WHAT IS REQUIRED: Filter the entries for lines with the word "Kimlik".

Element data from apps and pages
★ ★ ★ ★ ★

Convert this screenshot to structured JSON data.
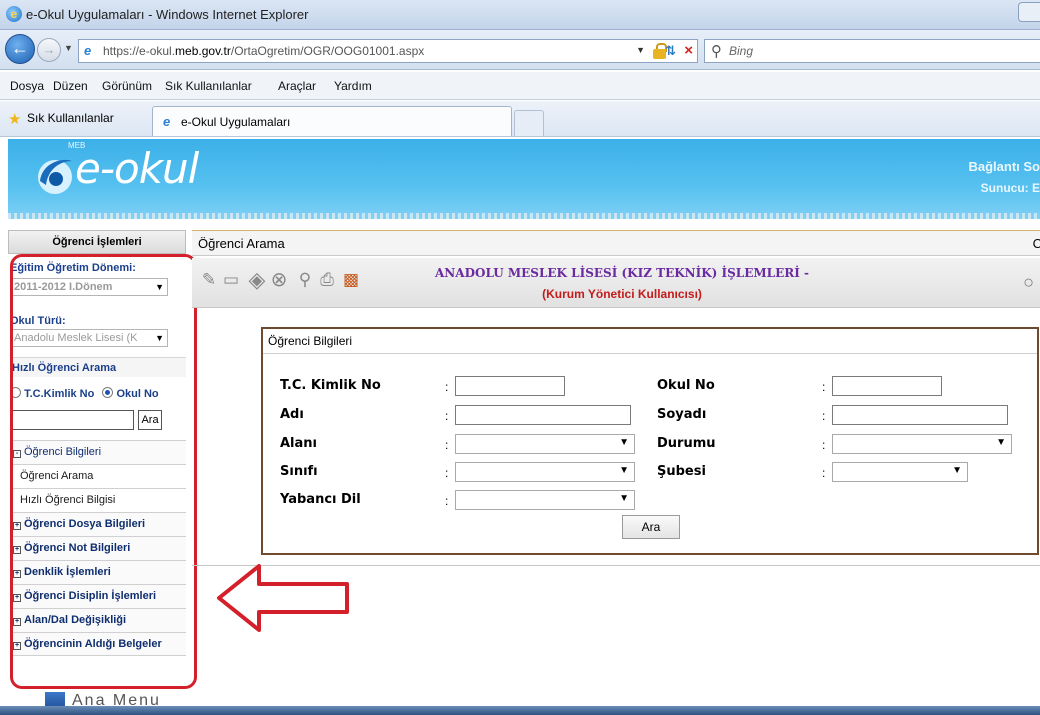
{
  "window": {
    "title": "e-Okul Uygulamaları - Windows Internet Explorer"
  },
  "address_bar": {
    "url_prefix": "https://e-okul.",
    "url_domain": "meb.gov.tr",
    "url_path": "/OrtaOgretim/OGR/OOG01001.aspx",
    "search_placeholder": "Bing"
  },
  "menu": {
    "items": [
      "Dosya",
      "Düzen",
      "Görünüm",
      "Sık Kullanılanlar",
      "Araçlar",
      "Yardım"
    ]
  },
  "favorites": {
    "label": "Sık Kullanılanlar",
    "tab_label": "e-Okul Uygulamaları"
  },
  "page_header": {
    "logo_small": "MEB",
    "logo_text": "e-okul",
    "connection_text": "Bağlantı So",
    "server_text": "Sunucu: E"
  },
  "sidebar": {
    "header": "Öğrenci İşlemleri",
    "term_label": "Eğitim Öğretim Dönemi:",
    "term_value": "2011-2012 I.Dönem",
    "school_type_label": "Okul Türü:",
    "school_type_value": "Anadolu Meslek Lisesi (K",
    "quick_search_label": "Hızlı Öğrenci Arama",
    "radio_tc": "T.C.Kimlik No",
    "radio_okul": "Okul No",
    "search_button": "Ara",
    "menu_items": [
      {
        "label": "Öğrenci Bilgileri",
        "type": "group-open"
      },
      {
        "label": "Öğrenci Arama",
        "type": "sub"
      },
      {
        "label": "Hızlı Öğrenci Bilgisi",
        "type": "sub"
      },
      {
        "label": "Öğrenci Dosya Bilgileri",
        "type": "group"
      },
      {
        "label": "Öğrenci Not Bilgileri",
        "type": "group"
      },
      {
        "label": "Denklik İşlemleri",
        "type": "group"
      },
      {
        "label": "Öğrenci Disiplin İşlemleri",
        "type": "group"
      },
      {
        "label": "Alan/Dal Değişikliği",
        "type": "group"
      },
      {
        "label": "Öğrencinin Aldığı Belgeler",
        "type": "group"
      }
    ],
    "ana_menu": "Ana Menu"
  },
  "content": {
    "title": "Öğrenci Arama",
    "right_letter": "C",
    "school_title": "ANADOLU MESLEK LİSESİ (KIZ TEKNİK) İŞLEMLERİ -",
    "user_role": "(Kurum Yönetici Kullanıcısı)",
    "form": {
      "legend": "Öğrenci Bilgileri",
      "tc_label": "T.C. Kimlik No",
      "okul_no_label": "Okul No",
      "adi_label": "Adı",
      "soyadi_label": "Soyadı",
      "alani_label": "Alanı",
      "durumu_label": "Durumu",
      "sinifi_label": "Sınıfı",
      "subesi_label": "Şubesi",
      "yabanci_dil_label": "Yabancı Dil",
      "colon": ":",
      "search_button": "Ara"
    }
  },
  "colors": {
    "header_blue": "#3bb0e8",
    "annotation_red": "#d4202a",
    "school_title_purple": "#6a2aa0",
    "role_red": "#c41b1b"
  }
}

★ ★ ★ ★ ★

SOLUTION FOR THIS EXERCISE:
    "radio_tc": "T.C.Kimlik No",
      "tc_label": "T.C. Kimlik No",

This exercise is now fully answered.